Friday, January 07, 2005


Today we learned that justice may finally be reached in a case dating back to 1964 – the death squad killing in Mississippi of James Chaney, Michael Schwerner and Andrew Goodman at the hands of the Ku Klux Klan. Much credit goes to the State of Mississippi for finally making an arrest in one of the worst crimes of the civil rights era. But let us also pay tribute to a great local newspaper, the Clarion-Ledger, that broke the story that led to the indictment of the leader of the death squad, Edgar Ray Killen.

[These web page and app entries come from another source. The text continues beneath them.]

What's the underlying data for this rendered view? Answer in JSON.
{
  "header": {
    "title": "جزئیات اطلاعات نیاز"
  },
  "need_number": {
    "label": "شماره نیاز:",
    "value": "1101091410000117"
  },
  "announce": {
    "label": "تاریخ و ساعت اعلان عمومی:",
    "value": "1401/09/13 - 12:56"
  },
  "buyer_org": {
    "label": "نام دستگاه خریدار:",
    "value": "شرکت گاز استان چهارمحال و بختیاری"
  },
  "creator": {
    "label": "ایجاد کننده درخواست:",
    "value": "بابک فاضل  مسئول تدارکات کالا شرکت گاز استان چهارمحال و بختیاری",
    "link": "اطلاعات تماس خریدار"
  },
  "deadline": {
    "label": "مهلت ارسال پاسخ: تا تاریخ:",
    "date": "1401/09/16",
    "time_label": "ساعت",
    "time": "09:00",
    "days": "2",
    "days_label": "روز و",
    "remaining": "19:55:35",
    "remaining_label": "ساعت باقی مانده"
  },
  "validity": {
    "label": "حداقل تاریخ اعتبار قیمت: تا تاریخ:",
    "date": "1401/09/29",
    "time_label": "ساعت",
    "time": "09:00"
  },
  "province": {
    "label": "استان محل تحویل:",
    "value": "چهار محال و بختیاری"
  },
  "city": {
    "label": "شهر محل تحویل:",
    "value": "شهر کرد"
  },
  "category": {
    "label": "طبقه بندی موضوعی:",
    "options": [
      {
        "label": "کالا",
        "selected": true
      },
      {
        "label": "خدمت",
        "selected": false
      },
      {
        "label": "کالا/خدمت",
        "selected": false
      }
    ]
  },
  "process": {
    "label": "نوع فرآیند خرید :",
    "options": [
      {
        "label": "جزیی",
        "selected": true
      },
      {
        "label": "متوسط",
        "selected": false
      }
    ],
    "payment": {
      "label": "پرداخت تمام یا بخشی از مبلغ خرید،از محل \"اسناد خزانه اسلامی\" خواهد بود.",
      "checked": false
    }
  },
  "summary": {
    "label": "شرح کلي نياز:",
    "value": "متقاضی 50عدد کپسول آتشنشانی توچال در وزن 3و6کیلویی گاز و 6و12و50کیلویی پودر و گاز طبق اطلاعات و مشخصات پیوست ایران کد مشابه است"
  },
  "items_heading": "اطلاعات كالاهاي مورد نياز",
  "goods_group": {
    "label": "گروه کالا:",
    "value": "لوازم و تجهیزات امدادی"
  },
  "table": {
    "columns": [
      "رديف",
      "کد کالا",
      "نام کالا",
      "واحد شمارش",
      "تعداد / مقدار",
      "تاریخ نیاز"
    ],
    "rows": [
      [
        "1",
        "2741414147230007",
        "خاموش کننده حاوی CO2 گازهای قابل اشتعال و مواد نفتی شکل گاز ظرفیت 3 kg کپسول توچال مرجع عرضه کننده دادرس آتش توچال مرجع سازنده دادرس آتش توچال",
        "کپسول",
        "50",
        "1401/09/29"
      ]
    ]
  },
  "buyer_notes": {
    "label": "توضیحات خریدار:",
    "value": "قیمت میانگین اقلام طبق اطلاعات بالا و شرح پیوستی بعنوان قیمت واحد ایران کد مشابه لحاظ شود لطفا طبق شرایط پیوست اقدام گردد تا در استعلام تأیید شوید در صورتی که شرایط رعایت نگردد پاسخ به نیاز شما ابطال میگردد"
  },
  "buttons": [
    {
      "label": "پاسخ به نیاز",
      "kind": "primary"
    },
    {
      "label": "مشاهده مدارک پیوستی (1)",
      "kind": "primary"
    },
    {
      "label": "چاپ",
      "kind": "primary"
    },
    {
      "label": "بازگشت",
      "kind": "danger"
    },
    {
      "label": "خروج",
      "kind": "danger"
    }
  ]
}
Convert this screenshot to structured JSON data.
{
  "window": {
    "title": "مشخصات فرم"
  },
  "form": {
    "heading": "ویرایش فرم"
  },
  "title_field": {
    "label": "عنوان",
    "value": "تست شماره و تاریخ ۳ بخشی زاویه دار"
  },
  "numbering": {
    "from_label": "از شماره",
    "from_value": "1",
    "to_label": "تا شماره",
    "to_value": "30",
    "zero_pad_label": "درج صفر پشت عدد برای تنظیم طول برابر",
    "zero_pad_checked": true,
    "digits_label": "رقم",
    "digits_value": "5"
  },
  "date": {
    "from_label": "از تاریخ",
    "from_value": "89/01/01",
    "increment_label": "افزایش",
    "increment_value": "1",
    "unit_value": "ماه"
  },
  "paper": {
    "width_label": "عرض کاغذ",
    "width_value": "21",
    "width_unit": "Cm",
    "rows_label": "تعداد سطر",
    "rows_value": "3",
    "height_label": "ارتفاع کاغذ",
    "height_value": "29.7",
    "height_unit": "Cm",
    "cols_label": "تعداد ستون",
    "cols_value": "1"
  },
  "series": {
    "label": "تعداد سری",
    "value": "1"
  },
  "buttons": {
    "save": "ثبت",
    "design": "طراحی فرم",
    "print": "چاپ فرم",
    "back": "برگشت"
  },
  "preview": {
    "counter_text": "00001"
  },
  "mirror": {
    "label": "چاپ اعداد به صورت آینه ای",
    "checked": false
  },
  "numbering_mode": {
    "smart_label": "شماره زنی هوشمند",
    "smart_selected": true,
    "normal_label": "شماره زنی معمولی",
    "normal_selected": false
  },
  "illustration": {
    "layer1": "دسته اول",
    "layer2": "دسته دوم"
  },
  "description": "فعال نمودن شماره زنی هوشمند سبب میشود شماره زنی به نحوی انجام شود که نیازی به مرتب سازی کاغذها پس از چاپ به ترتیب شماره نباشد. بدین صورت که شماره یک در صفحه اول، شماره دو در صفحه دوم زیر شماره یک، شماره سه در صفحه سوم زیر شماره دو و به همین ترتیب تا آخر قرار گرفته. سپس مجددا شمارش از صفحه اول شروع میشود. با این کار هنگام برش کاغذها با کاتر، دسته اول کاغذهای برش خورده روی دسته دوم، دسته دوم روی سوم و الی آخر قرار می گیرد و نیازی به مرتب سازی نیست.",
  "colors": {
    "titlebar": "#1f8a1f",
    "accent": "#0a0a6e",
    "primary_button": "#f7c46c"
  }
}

As the paper reported today,

In 1999, the attorney general's office reopened the case after The
Clarion-Ledger published excerpts from a secret interview given by Sam Bowers, a
one-time Imperial Wizard who headed the White Knights of the Ku Klux Klan, the
nation's most violent white supremacist organization in the 1960s. The paper
obtained a copy of the interview, which was for an oral history that was not to
be published before Bowers' death.
Read the Clarion-Ledger’s coverage and its special report, “44 days that changed Mississippi,” here:

And lest we forget, there’s been some great songs about those terrible days in the South, and one of the best is J.B. Lenoir’s "Down in Mississippi." J.B. Lenoir was a gifted southern bluesman who made his career in Chicago and died tragically after a car wreck in 1967. You can’t help but be moved by these words:

They have a hunting season on the rabbit

If you shoot him, boy, you go to jail

But the season is always open on men

Don't nobody need no bail

Down in Mississippi

Down in Mississippi where I come from

Down in Mississippi where I belong...

Listen to a few bars of the song by clicking the link on the title, above (when you get there, click the Real Player link on Cut #2).

You can buy one of his J.B. Lenoir's finest recordings (which contains the amazing “Vietnam Blues,” “Korea Blues,” and “Eisenhower Blues”) at this link:

And you can read some of his lyrics here:

Jim Dickinson, the great Memphis producer, piano and guitar player and blues artist, has also cut some amazing versions of J.B. Lenoir’s song, and the best one is available on this live recording:,,271077,00.html

Dickinson’s sons, who make up half of the North Mississippi All Stars, recently released their own live version of the song, with their father singing, on their live album “Hill Country Revue,” available here:

Chaney, Schwerner and Goodman, presente!